Higher Taxes for Business Mean We All Pay
Sometimes what's politically irresistible is economically nonsensical, as we may soon be reminded. The Obama administration, desperate for revenue and spotting an easy target, is proposing three hefty tax increases on business. If the administration gets its way, the result will be bad news for all Americans.
The first instance of dangerously mixing politics with economics was the administration's announcement in May that it wanted to "reform our international tax laws" so that they don't "stack the deck against job creation here on our shores."
In a smooth bit of political rhetoric, the White House linked international corporations to individuals who illegally evade taxes by secretly stashing income overseas. "Today our tax code actually provides a competitive advantage to companies that invest and create jobs overseas compared to those that invest and create those same jobs in the U.S.," or so began the White House's May 4 statement. In the very next sentence, the administration segued to "our tax system is rife with opportunities to evade and avoid taxes through offshore tax havens."
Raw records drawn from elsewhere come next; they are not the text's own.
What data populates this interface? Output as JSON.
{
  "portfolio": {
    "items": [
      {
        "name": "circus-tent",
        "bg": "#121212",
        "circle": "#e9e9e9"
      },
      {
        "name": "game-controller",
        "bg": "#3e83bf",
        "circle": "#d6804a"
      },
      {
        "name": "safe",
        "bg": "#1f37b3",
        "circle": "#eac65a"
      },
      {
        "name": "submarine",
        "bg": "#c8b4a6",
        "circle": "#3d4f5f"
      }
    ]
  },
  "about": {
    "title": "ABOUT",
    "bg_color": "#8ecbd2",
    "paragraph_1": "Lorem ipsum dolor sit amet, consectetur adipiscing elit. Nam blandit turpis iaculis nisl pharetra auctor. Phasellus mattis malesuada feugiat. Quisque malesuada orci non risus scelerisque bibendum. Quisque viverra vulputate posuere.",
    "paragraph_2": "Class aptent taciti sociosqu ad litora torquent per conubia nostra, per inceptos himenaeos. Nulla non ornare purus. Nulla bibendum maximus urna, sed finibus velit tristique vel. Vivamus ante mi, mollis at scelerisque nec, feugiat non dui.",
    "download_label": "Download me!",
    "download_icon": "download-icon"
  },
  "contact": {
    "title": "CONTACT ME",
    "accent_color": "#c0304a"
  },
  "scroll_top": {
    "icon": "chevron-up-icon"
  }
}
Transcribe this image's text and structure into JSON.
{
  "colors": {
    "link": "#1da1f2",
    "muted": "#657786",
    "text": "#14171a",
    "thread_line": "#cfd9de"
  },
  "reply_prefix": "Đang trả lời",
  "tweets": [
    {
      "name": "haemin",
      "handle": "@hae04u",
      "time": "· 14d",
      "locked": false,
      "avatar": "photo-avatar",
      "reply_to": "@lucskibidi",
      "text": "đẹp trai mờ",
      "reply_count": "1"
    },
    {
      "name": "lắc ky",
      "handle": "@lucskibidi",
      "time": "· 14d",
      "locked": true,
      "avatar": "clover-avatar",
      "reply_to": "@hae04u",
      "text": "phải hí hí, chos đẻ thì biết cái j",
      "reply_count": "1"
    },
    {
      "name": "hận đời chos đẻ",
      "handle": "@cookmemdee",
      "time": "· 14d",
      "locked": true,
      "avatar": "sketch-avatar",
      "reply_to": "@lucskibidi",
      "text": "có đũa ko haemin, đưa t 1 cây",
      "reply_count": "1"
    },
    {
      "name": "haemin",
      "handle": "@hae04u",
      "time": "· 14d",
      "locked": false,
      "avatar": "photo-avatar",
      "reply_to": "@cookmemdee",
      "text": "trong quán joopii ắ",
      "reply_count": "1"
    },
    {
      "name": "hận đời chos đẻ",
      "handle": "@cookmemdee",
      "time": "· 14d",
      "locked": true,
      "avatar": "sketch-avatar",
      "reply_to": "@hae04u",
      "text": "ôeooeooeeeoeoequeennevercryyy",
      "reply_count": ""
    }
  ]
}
The average citizen had to conclude that most big U.S. companies are tax cheats. Only a dedicated student of accounting would figure out that the term "tax haven" as defined by the Treasury Department means any country with a lower corporate tax rate than America's, which is all countries except Japan.
The reality is that the administration is lashing out against perfectly legal behavior. A U.S. company that makes money in Country X pays Country X's taxes on that money. If the company ever brings the money back to the United States, it must also pay the tax that would be due under America's higher rate. The administration argues that because the United States has almost the world's highest corporate tax rate (and even Japan's is only a fraction of a point higher), current rules create incentives for U.S. companies to operate anywhere but here, at the cost of U.S. jobs. The White House therefore proposes charging all American companies full freight -- the whole difference between their overseas taxes and the U.S. corporate rate -- on all their profits as soon as they're earned, no matter where. This measure, in their minds, would bring jobs home.
If the logic eludes you, you're not alone. The bottom-line effect of the change would be a steep tax hike -- more money vacuumed out of corporate coffers. Would that make U.S. companies competing in a global economy more inclined to hire additional workers in the highly expensive United States? The answer is clear. It's why Microsoft chief executive Steve Ballmer said recently that if the change is enacted, "we're better off taking lots of people and moving them out of the U.S. as opposed to keeping them inside the U.S."
That's Obama's first proposed business tax increase. Another would require companies to account for their inventories on a first-in-first-out (FIFO) basis rather than a last-in-first-out (LIFO) one -- an eye-glazing change that's highly significant. In an era of rising costs, to assume that you're selling your oldest inventory rather than your newest increases reported profits and thus taxes, even though nothing real has changed. If inflation turns worse, as many analysts predict, FIFO would force companies to pay real taxes on phantom profits as the value of goods gets inflated while they sit in inventory.
The third business tax hike would be the new levy on carbon emissions. Regardless of the form it takes -- a cap-and-trade system or a carbon tax -- and despite the good reasons for it, it's still a tax, money out the door for which a company gets nothing.
The problem with sticking it to business in these three major ways is that, ultimately, business doesn't get stuck. Tax-wise, a company is just a bunch of incorporation papers; all taxes are paid by people -- customers, shareholders and employees. And guess who would bear most of the burden of these tax increases? It's the U.S. employees of the companies being taxed.
Research has shown that when business taxes are raised by a dollar, 70 to 92 cents comes out of employees' pay. When workers wake up to that fact, they may decide this is one time they don't want the White House beating up on business.
Geoff Colvin is a senior editor at large for Fortune magazine.